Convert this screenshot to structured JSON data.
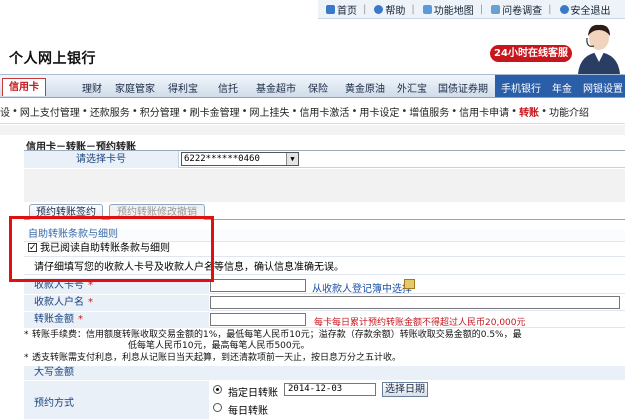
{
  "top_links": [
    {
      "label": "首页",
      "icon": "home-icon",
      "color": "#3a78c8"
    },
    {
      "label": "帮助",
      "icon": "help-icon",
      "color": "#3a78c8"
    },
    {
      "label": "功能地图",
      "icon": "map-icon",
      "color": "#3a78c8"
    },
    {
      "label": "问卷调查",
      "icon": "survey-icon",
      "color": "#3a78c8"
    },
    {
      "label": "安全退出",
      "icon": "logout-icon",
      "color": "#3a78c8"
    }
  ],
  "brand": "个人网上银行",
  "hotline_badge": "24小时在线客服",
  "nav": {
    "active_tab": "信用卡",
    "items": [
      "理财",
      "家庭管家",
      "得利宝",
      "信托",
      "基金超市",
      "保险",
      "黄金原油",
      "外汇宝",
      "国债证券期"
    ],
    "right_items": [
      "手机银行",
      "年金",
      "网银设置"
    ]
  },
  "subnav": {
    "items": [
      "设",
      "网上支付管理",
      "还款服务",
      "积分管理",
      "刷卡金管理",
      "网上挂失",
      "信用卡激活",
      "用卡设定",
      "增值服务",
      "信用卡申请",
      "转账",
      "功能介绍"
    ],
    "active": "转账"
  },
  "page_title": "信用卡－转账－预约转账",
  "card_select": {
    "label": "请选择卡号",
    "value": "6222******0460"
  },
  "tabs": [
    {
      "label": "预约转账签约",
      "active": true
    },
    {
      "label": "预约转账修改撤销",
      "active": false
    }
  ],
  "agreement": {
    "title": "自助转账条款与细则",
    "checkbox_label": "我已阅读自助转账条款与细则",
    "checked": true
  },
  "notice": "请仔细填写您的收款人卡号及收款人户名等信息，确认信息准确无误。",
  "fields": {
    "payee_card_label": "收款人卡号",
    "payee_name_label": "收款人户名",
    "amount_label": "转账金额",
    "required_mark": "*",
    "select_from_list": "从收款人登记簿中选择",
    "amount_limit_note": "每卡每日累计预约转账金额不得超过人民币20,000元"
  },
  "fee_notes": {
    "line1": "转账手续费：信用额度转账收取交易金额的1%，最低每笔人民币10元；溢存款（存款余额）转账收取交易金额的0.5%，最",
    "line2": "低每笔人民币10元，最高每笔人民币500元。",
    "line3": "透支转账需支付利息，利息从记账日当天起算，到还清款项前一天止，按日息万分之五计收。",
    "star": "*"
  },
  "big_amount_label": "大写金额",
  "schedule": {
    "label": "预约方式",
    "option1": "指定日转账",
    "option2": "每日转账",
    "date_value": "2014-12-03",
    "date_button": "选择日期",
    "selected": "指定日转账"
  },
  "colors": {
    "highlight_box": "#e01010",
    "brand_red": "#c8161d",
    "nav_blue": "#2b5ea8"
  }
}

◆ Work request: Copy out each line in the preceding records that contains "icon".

◆ Result below:
      "icon": "home-icon",
      "icon": "help-icon",
      "icon": "map-icon",
      "icon": "survey-icon",
      "icon": "logout-icon",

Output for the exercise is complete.